On the Island
Hood gave me a tour of CPA Island, the MACPA's home in Second Life. After a few initial missteps, it became easy to move around. Avatars can stand up, sit down, walk, and even fly. At CPA Island we strolled through training and presentation facilities, trade show floors, kiosks, a media center, office space, and even break rooms (where my avatar stopped for a quick Red Bull). At various places throughout the island, we saw places where we could access PowerPoint presentations and direct links to schools and accounting firms. Several accounting firms and universities already have a permanent presence on CPA Island, as does Financial Executives International. The 3-D effect makes you feel like you're really in these rooms, whether it's sitting in the audience, speaking at the podium, or touring the booths.
"All the development on the island was done by my son who's an accounting student at Salisbury University," Hood said. "I remember talking to Don Tapscott (author of Wikinomics) who said, if you guys ever want to keep up with technology, hire an 18-year-old kid. My son was a high school AP computer kid, and in 10 minutes he had it down pat. We bought two islands."
The MACPA oversees all of the activity on CPA Island. "We built it, we started it, we're the only ones who are here. We'd like to have a central place where CPAs could come to find out stuff that's going on in the virtual world as well as the real world. We're thinking about creating a package where we give you an office, you have a presence, you can put your branding on there, you can use the meeting rooms that we have, and you can participate in the open events that we have," Hood explained.
This year the MACPA plans to broadcast its Biz Expo events both in Second Life and real life, and with a virtual trade show in Second Life. "We're going to do this for all of our sponsors," Hood said. "We're going to teach all of our sponsors all of the social media tools that we use before the expo, and then at the expo we're going to demo them, exhibit them, and talk about them with a 'How do we help business?' perspective. We'll let all the attendees know how to connect to all of the sponsors with these tools."

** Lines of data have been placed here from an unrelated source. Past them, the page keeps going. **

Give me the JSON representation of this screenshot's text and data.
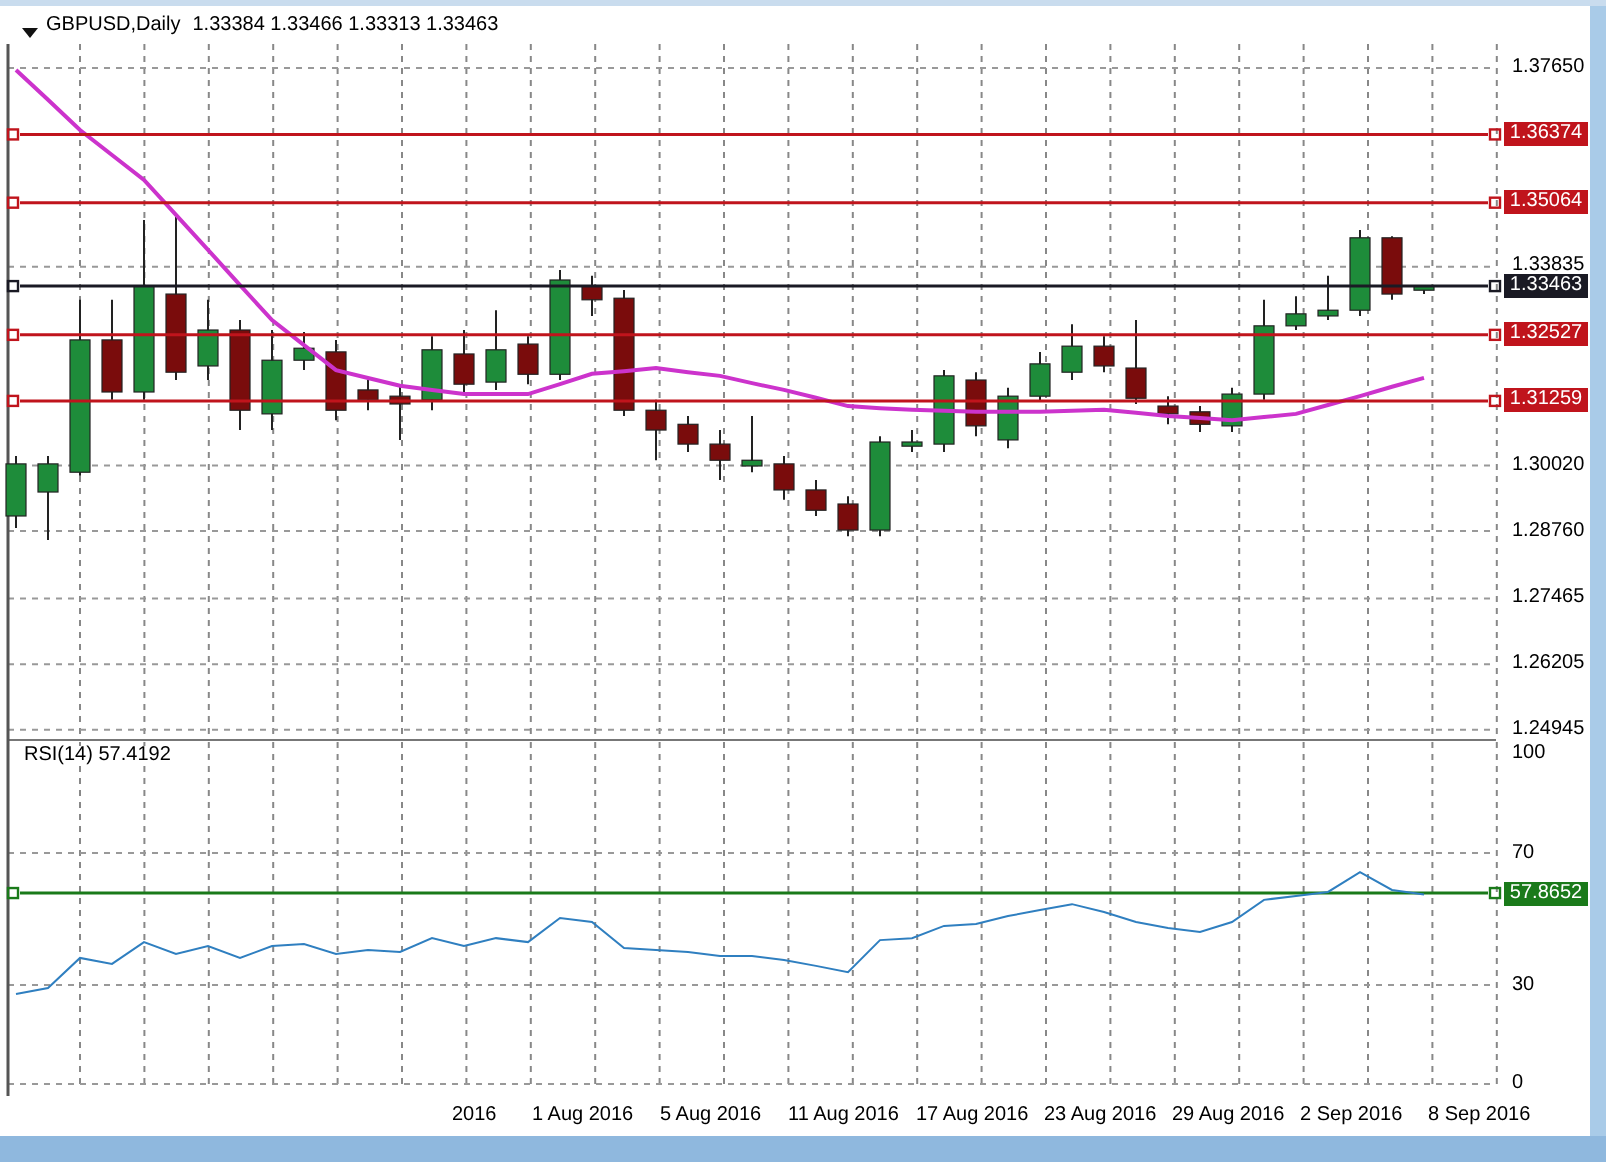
{
  "chart_header": {
    "symbol": "GBPUSD,Daily",
    "ohlc": "1.33384 1.33466 1.33313 1.33463"
  },
  "price_chart": {
    "chart_data": {
      "type": "candlestick",
      "grid": true,
      "ylim": [
        1.2475,
        1.3811
      ],
      "ohlc": [
        [
          1.2905,
          1.302,
          1.2882,
          1.3005
        ],
        [
          1.2951,
          1.302,
          1.2859,
          1.3005
        ],
        [
          1.2989,
          1.332,
          1.2982,
          1.3243
        ],
        [
          1.3243,
          1.332,
          1.3128,
          1.3143
        ],
        [
          1.3143,
          1.3473,
          1.3128,
          1.3346
        ],
        [
          1.3331,
          1.3481,
          1.3166,
          1.3181
        ],
        [
          1.3193,
          1.332,
          1.3166,
          1.3262
        ],
        [
          1.3262,
          1.3281,
          1.307,
          1.3108
        ],
        [
          1.3101,
          1.3262,
          1.307,
          1.3204
        ],
        [
          1.3204,
          1.3258,
          1.3185,
          1.3227
        ],
        [
          1.322,
          1.3243,
          1.3089,
          1.3108
        ],
        [
          1.3147,
          1.3166,
          1.3108,
          1.3128
        ],
        [
          1.3135,
          1.3158,
          1.3051,
          1.312
        ],
        [
          1.3128,
          1.325,
          1.3108,
          1.3224
        ],
        [
          1.3216,
          1.3262,
          1.3143,
          1.3158
        ],
        [
          1.3162,
          1.33,
          1.3147,
          1.3224
        ],
        [
          1.3235,
          1.325,
          1.3158,
          1.3177
        ],
        [
          1.3177,
          1.3377,
          1.3166,
          1.3358
        ],
        [
          1.3346,
          1.3366,
          1.3289,
          1.332
        ],
        [
          1.3323,
          1.3339,
          1.3097,
          1.3108
        ],
        [
          1.3108,
          1.3128,
          1.3012,
          1.307
        ],
        [
          1.3081,
          1.3097,
          1.3028,
          1.3043
        ],
        [
          1.3043,
          1.307,
          1.2974,
          1.3012
        ],
        [
          1.3001,
          1.3097,
          1.2989,
          1.3012
        ],
        [
          1.3005,
          1.302,
          1.2936,
          1.2955
        ],
        [
          1.2955,
          1.2974,
          1.2905,
          1.2916
        ],
        [
          1.2928,
          1.2943,
          1.2866,
          1.2878
        ],
        [
          1.2878,
          1.3058,
          1.2866,
          1.3047
        ],
        [
          1.3039,
          1.307,
          1.3028,
          1.3047
        ],
        [
          1.3043,
          1.3185,
          1.3028,
          1.3174
        ],
        [
          1.3166,
          1.3181,
          1.3058,
          1.3078
        ],
        [
          1.3051,
          1.3151,
          1.3035,
          1.3135
        ],
        [
          1.3135,
          1.322,
          1.3124,
          1.3197
        ],
        [
          1.3181,
          1.3273,
          1.3166,
          1.3231
        ],
        [
          1.3231,
          1.325,
          1.3181,
          1.3193
        ],
        [
          1.3189,
          1.3281,
          1.312,
          1.3131
        ],
        [
          1.3116,
          1.3135,
          1.3081,
          1.3101
        ],
        [
          1.3105,
          1.3116,
          1.3066,
          1.3081
        ],
        [
          1.3078,
          1.3151,
          1.3066,
          1.3139
        ],
        [
          1.3139,
          1.332,
          1.3128,
          1.327
        ],
        [
          1.327,
          1.3327,
          1.3262,
          1.3293
        ],
        [
          1.3289,
          1.3366,
          1.3281,
          1.33
        ],
        [
          1.33,
          1.3454,
          1.3289,
          1.3439
        ],
        [
          1.3439,
          1.3442,
          1.332,
          1.3331
        ],
        [
          1.33384,
          1.33466,
          1.33313,
          1.33463
        ]
      ],
      "series": [
        {
          "type": "line",
          "color": "#cc33cc",
          "values": [
            1.3761,
            1.3704,
            1.3646,
            1.3598,
            1.355,
            1.3483,
            1.3416,
            1.3348,
            1.3281,
            1.3233,
            1.3185,
            1.317,
            1.3155,
            1.3147,
            1.3139,
            1.3139,
            1.3139,
            1.3158,
            1.3178,
            1.3183,
            1.3189,
            1.3181,
            1.3174,
            1.316,
            1.3147,
            1.3132,
            1.3116,
            1.3112,
            1.3109,
            1.3107,
            1.3105,
            1.3105,
            1.3105,
            1.3107,
            1.3109,
            1.3103,
            1.3097,
            1.3093,
            1.3089,
            1.3095,
            1.3101,
            1.3118,
            1.3135,
            1.3153,
            1.317
          ]
        }
      ],
      "yticks": [
        {
          "value": 1.3765,
          "label": "1.37650"
        },
        {
          "value": 1.33835,
          "label": "1.33835"
        },
        {
          "value": 1.3002,
          "label": "1.30020"
        },
        {
          "value": 1.2876,
          "label": "1.28760"
        },
        {
          "value": 1.27465,
          "label": "1.27465"
        },
        {
          "value": 1.26205,
          "label": "1.26205"
        },
        {
          "value": 1.24945,
          "label": "1.24945"
        }
      ],
      "ref_lines": [
        {
          "axis": "y",
          "value": 1.36374,
          "label": "1.36374",
          "color": "#c0141c"
        },
        {
          "axis": "y",
          "value": 1.35064,
          "label": "1.35064",
          "color": "#c0141c"
        },
        {
          "axis": "y",
          "value": 1.33463,
          "label": "1.33463",
          "color": "#1a1a24"
        },
        {
          "axis": "y",
          "value": 1.32527,
          "label": "1.32527",
          "color": "#c0141c"
        },
        {
          "axis": "y",
          "value": 1.31259,
          "label": "1.31259",
          "color": "#c0141c"
        }
      ]
    }
  },
  "rsi": {
    "title": "RSI(14) 57.4192",
    "chart_data": {
      "type": "line",
      "grid": true,
      "ylim": [
        0,
        100
      ],
      "series": [
        {
          "color": "#2f7fc0",
          "values": [
            27.3,
            29.1,
            38.2,
            36.4,
            43.0,
            39.4,
            41.8,
            38.2,
            41.8,
            42.4,
            39.4,
            40.6,
            40.0,
            44.2,
            41.8,
            44.2,
            43.0,
            50.3,
            49.1,
            41.2,
            40.6,
            40.0,
            38.8,
            38.8,
            37.6,
            35.8,
            33.9,
            43.6,
            44.2,
            47.9,
            48.5,
            50.9,
            52.7,
            54.5,
            52.1,
            49.1,
            47.3,
            46.1,
            49.1,
            55.8,
            57.0,
            58.2,
            64.2,
            58.8,
            57.4
          ]
        }
      ],
      "yticks": [
        {
          "value": 100,
          "label": "100"
        },
        {
          "value": 70,
          "label": "70"
        },
        {
          "value": 30,
          "label": "30"
        },
        {
          "value": 0,
          "label": "0"
        }
      ],
      "ref_lines": [
        {
          "axis": "y",
          "value": 57.8652,
          "label": "57.8652",
          "color": "#1a7a1a"
        }
      ]
    }
  },
  "time_axis": [
    "2016",
    "1 Aug 2016",
    "5 Aug 2016",
    "11 Aug 2016",
    "17 Aug 2016",
    "23 Aug 2016",
    "29 Aug 2016",
    "2 Sep 2016",
    "8 Sep 2016"
  ]
}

Hood may not have a crystal ball, but he's not at all reluctant to attempt to look into the future. "There's a part of me that says, in this kind of new world that we're in, no one knows what the short term or long term has in store for us right now, we're in some uncharted waters,'" Hood said. "The emphasis is on how do we do things differently, better, more productively, how do we save money. If you can have a sense that you're in a place with someone and you can meet differently, could this really cut down on business travel, can you do real things using this kind of tool that are better than conference calls or WebEx? I'm not sure what those answers are, but in addition to the whole generational and education stuff, I think there are some good business-type things that could happen in this kind of world."